In late December, Jason and I were fortunate enough to travel to Palestine and Israel. We stayed in a small city called Ramallah in the West Bank—the city where Jason’s parents were born and raised, and where a branch of his extended family still lives.
I have always believed that food is the common denominator that brings people together and that it is the perfect way to truly get to know know a culture. Culture differences are all but forgotten when sharing a meal. It was not always the easiest journey being fully accepted into Jason’s close-knit Palestinian family. But I knew from the first time his mother’s face lit up when I tasted—and loved—her lovingly made stuffed squash that food would help us overcome relationship hurdles. Food was the first way I bonded with Jason’s mom. It was the topic of the first real, engaging conversation I had with his dad.
And food was, indeed, the way we bonded with our extended family halfway across the world. It was also, for us, a way to bond with the culture itself. Tasting things that are everyday foods—falafel, hummus, ka’ak (sesame bread), pickles, yogurt—infused at least a small understanding of the way of life there.
We ate some dishes that were familiar to us, such as hummus, baba ghanoush (eggplant dip), msakkhan, mini eggplants stuffed with hashweh (a mixture of rice, minced lamb and pine nuts or almonds), malfouf (cabbage rolls, again, stuffed with hashweh), knafeh (melted white cheese and shredded phyllo dough, soaked in sugar syrup) and simple roast chicken. And even though we’d had these dishes before, something about them was different there, and it was really exciting to taste.
But we also had plenty of things we’d either never had, or only tried once or twice before, like a dessert made from a sheet of hand-rolled phyllo folded over cheese or nuts and baked; arabic ice cream, which has gum paste in it, giving it a gooey, sticky texture (jury’s still out on whether that’s a good thing!); maftoul (hand-rolled couscous in rich stock and topped with lamb and chick peas); and a dish of blended hummus and bread.
We, of course, did more than eat on this trip…although the eating was among the most enjoyable parts. The ancient cities in Israel and Palestine are awe-inspiring and beautiful. And though many see that part of the world as contentious, we found it to be quite peaceful, engaging and hospitable.
I will certainly be exploring more Arabic, and specifically Palestinian, cuisine here going forward. One of my favorite Christmas gifts came from Jason’s parents—a cookbook called Sahtein, which was created by the American Ramallah Federation.

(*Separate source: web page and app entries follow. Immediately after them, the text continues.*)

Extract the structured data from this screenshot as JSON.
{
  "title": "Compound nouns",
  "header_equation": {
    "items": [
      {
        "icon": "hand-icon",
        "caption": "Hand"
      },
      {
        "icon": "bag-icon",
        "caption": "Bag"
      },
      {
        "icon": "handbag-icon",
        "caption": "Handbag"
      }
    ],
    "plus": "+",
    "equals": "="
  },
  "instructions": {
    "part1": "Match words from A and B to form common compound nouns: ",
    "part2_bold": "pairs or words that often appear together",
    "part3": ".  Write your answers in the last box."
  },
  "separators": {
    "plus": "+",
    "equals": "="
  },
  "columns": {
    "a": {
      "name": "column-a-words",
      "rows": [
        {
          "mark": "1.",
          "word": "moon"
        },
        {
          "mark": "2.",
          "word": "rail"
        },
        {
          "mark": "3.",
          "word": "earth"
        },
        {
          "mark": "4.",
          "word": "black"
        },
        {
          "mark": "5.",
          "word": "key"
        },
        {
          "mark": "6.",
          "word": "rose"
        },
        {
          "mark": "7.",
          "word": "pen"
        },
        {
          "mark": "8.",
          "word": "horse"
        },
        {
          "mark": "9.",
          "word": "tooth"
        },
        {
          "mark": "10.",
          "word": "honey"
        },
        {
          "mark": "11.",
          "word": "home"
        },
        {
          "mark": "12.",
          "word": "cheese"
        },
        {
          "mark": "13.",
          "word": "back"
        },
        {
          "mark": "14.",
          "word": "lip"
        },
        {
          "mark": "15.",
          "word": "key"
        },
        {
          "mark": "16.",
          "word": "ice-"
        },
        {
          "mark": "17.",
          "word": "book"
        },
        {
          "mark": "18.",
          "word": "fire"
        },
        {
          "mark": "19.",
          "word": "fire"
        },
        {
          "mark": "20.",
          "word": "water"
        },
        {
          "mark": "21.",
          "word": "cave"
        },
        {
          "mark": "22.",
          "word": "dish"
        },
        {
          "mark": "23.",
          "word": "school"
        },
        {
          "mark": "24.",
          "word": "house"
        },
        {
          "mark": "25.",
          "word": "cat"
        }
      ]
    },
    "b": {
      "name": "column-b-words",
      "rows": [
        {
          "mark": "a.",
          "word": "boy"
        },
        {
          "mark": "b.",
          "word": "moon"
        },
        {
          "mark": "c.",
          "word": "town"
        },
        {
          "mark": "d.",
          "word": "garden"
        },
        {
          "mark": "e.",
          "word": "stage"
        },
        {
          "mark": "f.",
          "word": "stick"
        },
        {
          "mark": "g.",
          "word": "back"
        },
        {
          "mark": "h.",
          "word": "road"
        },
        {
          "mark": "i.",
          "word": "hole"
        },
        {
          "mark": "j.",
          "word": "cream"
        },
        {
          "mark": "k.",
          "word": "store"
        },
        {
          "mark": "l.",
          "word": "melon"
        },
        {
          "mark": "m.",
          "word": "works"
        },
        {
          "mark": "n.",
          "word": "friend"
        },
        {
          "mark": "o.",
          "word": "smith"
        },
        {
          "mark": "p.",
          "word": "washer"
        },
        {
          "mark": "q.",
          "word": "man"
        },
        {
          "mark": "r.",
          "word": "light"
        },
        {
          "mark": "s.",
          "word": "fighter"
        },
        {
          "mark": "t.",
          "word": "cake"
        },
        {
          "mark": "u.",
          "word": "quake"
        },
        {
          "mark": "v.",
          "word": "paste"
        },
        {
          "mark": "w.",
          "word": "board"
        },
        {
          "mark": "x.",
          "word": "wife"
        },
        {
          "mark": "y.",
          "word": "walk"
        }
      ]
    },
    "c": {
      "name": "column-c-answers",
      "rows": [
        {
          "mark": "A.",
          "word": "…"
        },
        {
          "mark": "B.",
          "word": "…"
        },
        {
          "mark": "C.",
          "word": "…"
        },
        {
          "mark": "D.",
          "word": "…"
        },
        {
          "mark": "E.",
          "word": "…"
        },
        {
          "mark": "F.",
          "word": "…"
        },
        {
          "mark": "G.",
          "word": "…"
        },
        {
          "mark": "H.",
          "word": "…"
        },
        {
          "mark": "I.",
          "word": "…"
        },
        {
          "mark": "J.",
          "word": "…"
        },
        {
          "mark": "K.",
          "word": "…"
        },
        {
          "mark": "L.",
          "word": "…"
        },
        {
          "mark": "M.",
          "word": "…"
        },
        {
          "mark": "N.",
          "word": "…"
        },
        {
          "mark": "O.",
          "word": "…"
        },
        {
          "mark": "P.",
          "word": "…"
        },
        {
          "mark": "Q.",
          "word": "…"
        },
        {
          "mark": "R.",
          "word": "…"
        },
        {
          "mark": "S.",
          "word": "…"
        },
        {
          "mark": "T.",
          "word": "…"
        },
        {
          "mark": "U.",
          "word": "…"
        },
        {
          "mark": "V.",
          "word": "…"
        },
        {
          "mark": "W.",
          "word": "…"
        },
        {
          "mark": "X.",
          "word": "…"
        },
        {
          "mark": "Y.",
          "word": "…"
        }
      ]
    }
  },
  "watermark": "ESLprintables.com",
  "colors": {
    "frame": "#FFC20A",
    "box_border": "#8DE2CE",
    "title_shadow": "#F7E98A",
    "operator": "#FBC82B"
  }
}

It includes wonderful recipes that I now feel ever-so-slightly more equipped to attempt, having tasted many of the dishes on our trip.
In the meantime, I think I’ll go to the nearby Arabic grocery to grab a falafel sandwich. I miss them already.